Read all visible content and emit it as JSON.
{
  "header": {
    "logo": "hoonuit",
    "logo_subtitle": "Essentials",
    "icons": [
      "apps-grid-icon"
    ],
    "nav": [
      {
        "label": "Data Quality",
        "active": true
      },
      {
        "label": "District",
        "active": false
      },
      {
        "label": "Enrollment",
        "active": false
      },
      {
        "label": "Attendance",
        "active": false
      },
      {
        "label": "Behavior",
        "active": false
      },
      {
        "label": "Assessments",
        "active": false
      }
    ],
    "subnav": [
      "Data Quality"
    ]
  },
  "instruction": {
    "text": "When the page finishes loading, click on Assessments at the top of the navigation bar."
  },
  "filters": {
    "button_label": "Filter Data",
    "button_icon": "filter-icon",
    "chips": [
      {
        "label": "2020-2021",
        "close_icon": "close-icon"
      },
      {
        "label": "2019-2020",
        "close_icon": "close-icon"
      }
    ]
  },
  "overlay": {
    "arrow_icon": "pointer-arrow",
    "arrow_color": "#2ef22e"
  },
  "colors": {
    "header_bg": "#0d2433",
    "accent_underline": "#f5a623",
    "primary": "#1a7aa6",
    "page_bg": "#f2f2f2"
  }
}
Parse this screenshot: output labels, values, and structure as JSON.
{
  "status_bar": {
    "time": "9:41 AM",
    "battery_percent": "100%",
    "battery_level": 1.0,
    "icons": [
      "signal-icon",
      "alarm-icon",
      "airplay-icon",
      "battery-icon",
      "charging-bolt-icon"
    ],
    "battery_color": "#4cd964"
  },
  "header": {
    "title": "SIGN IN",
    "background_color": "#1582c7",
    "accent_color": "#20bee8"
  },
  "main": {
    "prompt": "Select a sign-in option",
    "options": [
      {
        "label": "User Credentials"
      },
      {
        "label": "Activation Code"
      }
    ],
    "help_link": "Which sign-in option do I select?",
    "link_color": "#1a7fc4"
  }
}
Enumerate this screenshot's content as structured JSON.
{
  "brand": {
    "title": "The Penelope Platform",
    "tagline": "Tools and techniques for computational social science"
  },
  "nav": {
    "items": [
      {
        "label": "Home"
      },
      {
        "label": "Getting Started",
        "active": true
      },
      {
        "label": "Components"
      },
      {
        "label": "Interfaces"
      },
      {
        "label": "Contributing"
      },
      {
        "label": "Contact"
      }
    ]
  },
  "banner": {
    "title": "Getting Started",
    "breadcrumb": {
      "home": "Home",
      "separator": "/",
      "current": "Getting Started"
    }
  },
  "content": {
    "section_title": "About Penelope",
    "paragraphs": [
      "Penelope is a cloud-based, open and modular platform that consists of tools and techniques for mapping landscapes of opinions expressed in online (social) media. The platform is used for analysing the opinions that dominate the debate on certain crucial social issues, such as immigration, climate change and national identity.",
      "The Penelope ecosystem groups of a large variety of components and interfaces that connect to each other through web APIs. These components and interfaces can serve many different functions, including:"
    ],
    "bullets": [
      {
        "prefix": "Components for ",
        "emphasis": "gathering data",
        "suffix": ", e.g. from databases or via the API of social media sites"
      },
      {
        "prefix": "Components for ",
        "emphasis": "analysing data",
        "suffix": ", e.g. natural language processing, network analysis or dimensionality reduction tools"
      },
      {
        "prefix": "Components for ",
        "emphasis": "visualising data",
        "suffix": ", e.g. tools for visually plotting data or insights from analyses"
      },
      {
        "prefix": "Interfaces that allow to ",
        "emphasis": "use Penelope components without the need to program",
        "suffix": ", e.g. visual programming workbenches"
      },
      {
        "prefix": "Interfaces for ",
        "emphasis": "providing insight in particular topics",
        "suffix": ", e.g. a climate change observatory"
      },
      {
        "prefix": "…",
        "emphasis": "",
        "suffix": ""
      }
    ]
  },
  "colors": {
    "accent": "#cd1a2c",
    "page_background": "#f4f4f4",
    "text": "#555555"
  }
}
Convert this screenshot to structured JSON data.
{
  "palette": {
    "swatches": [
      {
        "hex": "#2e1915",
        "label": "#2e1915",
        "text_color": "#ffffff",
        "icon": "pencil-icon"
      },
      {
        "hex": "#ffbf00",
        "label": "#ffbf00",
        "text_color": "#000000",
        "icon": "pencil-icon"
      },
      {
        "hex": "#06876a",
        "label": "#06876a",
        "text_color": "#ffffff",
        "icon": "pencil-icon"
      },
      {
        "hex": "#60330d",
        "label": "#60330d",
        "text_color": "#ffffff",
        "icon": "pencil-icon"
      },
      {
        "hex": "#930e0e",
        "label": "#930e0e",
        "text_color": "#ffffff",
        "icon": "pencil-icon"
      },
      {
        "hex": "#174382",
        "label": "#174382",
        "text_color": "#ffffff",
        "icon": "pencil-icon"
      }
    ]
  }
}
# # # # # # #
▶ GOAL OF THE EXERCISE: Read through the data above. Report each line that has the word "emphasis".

▶ EXERCISE RESPONSE:
        "emphasis": "gathering data",
        "emphasis": "analysing data",
        "emphasis": "visualising data",
        "emphasis": "use Penelope components without the need to program",
        "emphasis": "providing insight in particular topics",
        "emphasis": "",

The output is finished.